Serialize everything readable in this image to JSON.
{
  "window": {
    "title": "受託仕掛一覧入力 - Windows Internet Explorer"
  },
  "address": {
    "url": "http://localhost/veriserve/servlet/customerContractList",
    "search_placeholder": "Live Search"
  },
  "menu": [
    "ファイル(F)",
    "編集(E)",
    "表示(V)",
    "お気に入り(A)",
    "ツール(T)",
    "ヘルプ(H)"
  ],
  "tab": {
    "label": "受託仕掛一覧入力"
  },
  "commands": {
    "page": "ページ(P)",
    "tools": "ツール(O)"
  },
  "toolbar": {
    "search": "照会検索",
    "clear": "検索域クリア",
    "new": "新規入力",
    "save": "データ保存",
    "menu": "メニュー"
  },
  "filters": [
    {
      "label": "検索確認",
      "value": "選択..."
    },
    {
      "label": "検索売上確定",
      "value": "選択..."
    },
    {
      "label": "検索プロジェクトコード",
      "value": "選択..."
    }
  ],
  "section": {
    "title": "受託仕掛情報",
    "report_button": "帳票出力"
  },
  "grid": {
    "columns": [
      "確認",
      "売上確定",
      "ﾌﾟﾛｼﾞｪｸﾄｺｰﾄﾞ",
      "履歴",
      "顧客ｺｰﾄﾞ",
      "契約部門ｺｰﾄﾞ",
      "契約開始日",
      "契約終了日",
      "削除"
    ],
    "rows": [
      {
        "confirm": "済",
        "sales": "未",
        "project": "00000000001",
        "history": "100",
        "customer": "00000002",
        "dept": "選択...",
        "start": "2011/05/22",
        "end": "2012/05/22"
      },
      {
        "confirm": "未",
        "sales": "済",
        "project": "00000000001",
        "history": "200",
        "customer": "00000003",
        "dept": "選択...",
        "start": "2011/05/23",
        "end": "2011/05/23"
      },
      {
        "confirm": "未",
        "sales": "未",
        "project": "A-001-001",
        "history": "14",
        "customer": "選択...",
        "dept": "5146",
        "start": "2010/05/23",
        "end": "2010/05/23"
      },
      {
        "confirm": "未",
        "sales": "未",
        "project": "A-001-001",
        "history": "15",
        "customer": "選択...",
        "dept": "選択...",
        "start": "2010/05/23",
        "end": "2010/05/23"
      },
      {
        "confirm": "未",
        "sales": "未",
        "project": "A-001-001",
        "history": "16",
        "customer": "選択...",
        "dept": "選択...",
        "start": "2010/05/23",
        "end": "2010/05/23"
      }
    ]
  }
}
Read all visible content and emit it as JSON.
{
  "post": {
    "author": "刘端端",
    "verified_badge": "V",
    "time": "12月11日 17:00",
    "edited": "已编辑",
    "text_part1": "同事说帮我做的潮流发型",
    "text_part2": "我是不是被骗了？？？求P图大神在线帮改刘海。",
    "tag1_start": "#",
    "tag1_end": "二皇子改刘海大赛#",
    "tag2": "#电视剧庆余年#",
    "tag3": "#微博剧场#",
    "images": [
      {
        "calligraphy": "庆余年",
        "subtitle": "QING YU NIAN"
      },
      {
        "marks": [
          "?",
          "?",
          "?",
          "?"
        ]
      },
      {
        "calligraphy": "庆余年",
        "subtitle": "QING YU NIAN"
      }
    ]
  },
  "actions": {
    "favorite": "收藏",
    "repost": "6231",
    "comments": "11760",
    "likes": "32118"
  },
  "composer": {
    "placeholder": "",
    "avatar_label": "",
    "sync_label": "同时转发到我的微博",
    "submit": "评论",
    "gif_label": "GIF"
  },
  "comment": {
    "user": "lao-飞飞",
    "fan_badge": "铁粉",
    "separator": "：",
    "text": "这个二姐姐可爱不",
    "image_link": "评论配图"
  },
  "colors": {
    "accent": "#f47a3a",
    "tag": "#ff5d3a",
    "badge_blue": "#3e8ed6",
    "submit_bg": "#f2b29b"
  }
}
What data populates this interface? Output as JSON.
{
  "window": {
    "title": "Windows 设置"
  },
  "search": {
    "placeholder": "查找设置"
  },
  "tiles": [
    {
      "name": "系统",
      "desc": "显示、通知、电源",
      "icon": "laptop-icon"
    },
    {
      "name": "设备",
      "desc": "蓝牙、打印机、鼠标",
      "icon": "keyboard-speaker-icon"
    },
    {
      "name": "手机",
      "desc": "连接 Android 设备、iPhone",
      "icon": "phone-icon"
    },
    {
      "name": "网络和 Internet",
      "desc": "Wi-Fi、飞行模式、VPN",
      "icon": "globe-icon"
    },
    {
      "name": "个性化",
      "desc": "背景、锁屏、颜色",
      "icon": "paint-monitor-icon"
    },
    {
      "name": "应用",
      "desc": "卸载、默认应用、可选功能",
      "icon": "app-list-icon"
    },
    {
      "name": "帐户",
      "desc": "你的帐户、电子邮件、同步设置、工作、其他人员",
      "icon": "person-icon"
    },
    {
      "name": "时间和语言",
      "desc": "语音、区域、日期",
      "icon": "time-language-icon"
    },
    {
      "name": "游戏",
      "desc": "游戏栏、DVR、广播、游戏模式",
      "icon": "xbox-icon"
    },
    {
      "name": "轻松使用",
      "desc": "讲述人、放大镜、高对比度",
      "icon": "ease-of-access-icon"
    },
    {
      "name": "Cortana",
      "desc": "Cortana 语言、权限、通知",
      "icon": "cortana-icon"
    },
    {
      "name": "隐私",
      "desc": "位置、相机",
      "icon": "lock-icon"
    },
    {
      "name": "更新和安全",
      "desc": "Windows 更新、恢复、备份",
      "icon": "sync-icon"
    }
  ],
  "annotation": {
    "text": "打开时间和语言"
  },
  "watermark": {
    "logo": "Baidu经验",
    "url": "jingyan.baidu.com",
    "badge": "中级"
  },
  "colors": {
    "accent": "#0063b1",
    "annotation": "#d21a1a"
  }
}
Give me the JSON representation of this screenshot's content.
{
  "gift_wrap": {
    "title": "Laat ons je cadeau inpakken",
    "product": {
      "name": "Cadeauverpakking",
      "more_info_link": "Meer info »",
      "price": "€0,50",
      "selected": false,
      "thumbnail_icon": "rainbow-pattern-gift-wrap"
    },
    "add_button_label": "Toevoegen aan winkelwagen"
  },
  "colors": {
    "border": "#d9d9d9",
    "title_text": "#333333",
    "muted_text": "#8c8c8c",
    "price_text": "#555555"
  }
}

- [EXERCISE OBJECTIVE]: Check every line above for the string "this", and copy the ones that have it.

- [RESPONSE BOX]:
Serialize everything readable in this image to JSON.
What data populates this interface? Output as JSON.
Give me the JSON representation of this screenshot's content.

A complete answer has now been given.